But, just maybe, give it time. Another reason these entrepreneurs aren't on spending sprees and aren't well known may be because they don't have the time. There's no time for buying vacation homes, often no time to network and to socialize in the "right" circles. These new millionaires are working 10 or 12 hours a day to grow their companies.
"I think you'll see more spending of wealth in the next couple of years, as companies get bought out, as people have more time to look for homes," Fernandez says. "And as all of us get more active in local community issues—not just politics but giving back to the region, in terms of foundations—I think you'll see more influence. Because the financial power is definitely there. It's just untapped."
Doug Humphrey: Not a Bird Brain
Doug Humphrey doesn't look like a businessman, let alone a very successful businessman.
On a recent winter day, Humphrey is in worn jeans and a T-shirt. He's padding around his office in socks. On his shoulder perches his cockatoo, Shiro.
The office atmosphere is aggressively casual. There's no receptionist out front, no fancy furnishings. The building is drab, functional. Humphrey and his associates remind you of graduate students working on a science project.
Well, almost. When the laptop on Humphrey's desk chimes, he stops in mid-conversation, takes his feet off his desk, and sits at attention.
"Cisco is at 89," says Humphrey, smiling. "I'm waiting for it to crack 90."
Doug Humphrey is the 38-year-old CEO of SkyCache, a Laurel upstart that is planning to use satellite technology to relieve traffic jams on the Web. SkyCache, just six months old, is scheduled to be up and running by the end of April.
SkyCache is not Humphrey's first venture.
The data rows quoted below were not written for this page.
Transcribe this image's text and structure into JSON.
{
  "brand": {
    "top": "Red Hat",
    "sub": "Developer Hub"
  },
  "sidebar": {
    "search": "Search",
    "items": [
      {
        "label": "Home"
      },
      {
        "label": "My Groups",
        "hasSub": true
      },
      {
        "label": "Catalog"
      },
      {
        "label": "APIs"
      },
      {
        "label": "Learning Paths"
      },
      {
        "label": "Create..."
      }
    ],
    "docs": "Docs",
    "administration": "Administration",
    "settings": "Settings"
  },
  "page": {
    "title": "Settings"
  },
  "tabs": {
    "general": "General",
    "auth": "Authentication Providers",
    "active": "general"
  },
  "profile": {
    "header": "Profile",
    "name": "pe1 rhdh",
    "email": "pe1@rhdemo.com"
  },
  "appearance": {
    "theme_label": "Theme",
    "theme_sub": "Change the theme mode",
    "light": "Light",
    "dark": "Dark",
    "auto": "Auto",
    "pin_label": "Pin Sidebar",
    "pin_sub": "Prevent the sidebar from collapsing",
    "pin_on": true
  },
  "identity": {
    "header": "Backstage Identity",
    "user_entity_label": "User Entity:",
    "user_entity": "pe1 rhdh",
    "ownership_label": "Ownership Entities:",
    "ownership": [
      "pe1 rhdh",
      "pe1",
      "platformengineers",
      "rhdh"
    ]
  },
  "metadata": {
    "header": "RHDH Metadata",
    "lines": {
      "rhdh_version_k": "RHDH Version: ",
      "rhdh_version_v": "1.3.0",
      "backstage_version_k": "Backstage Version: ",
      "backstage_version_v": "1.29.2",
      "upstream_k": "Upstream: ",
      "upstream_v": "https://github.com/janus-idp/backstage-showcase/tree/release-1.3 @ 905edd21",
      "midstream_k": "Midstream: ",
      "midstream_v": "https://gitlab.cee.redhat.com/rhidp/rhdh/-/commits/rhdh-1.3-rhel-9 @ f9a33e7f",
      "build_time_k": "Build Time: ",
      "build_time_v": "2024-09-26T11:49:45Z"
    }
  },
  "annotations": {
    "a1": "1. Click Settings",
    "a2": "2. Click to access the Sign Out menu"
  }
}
Before this, he cofounded Beltsville-based DIGEX, now one of the largest Internet-service providers in the country. When DIGEX was bought this past summer, Humphrey walked away with several million dollars. He immediately sank much of the money into SkyCache.